First grid trial for superconductors

The world’s first superconducting transformer has just become operational on Geneva’s local electricity grid. The development is expected to cut the price of electricity for the consumer. The machine, developed by electrical engineers ABB at Berne in collaboration with the utilities Electricite de France and Services Industriels de GenAve, is a stepdown transformer with a […]

The world’s first superconducting transformer has just become operational on Geneva’s local electricity grid. The development is expected to cut the price of electricity for the consumer.

The machine, developed by electrical engineers ABB at Berne in collaboration with the utilities Electricite de France and Services Industriels de GenAve, is a stepdown transformer with a power output of 630kVA.

It is designed to convert high-tension electrical energy transmitted across the grid at 18.7kV down to 420V, the low voltage supply suited to industrial or residential developments.

Superconducting electrical machines are much more efficient at conversion of energy than traditional machines. Much more electricity has to be generated than is actually used, because of the resistance in the copper windings of all electrical machines, as well as other transmission losses.

The idea of using superconductors, says ABB spokesman Michael Robertson is eventually to cut losses to zero.

The windings in these superconducting machines are made from a superconducting alloy which loses resistivity when cooled below a certain transition level. ABB has used a bismuth alloy in its first industrial superconducting device – a fault current limiter installed at the Swiss utility last November. Liquid nitrogen is used to cool superconductors in electrical environments where fire is a hazard.

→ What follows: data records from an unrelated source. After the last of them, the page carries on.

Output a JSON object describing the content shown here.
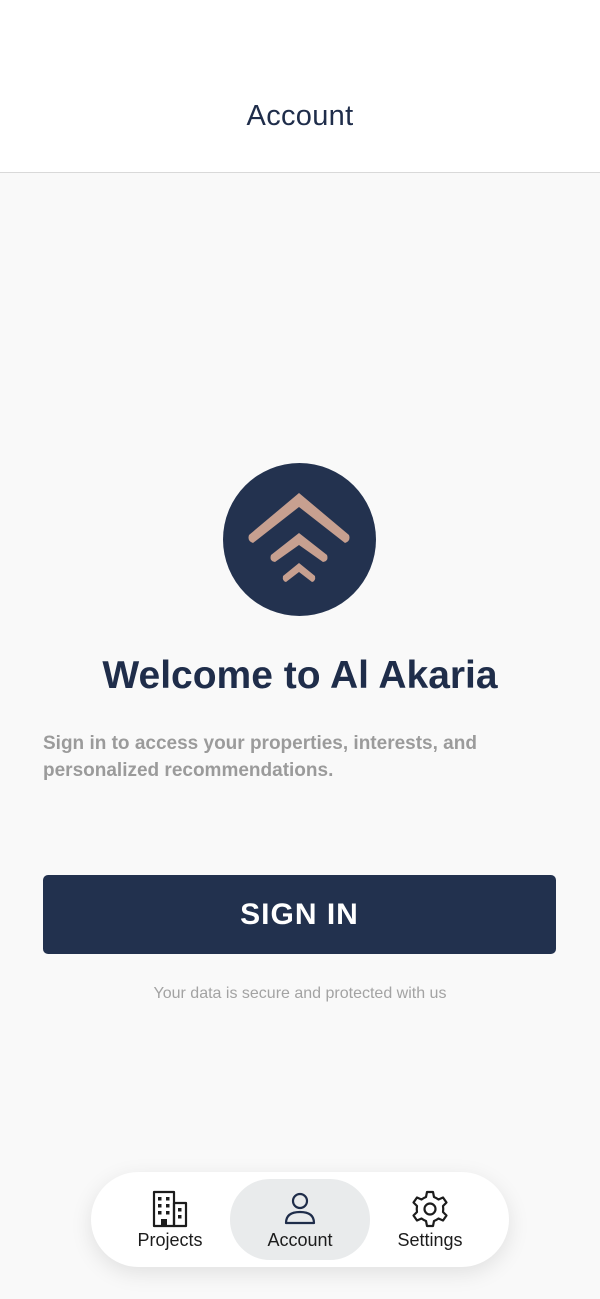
{
  "header": {
    "title": "Account"
  },
  "welcome": {
    "title": "Welcome to Al Akaria",
    "subtitle": "Sign in to access your properties, interests, and personalized recommendations."
  },
  "signin": {
    "label": "SIGN IN"
  },
  "secure_note": "Your data is secure and protected with us",
  "colors": {
    "brand_navy": "#22314e",
    "logo_accent": "#c7a090",
    "background": "#f9f9f9",
    "muted_text": "#9b9b9b"
  },
  "tabbar": {
    "items": [
      {
        "label": "Projects",
        "icon": "building-icon",
        "active": false
      },
      {
        "label": "Account",
        "icon": "person-icon",
        "active": true
      },
      {
        "label": "Settings",
        "icon": "gear-icon",
        "active": false
      }
    ]
  }
}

ABB will monitor the machine’s performance under full grid conditions for two years.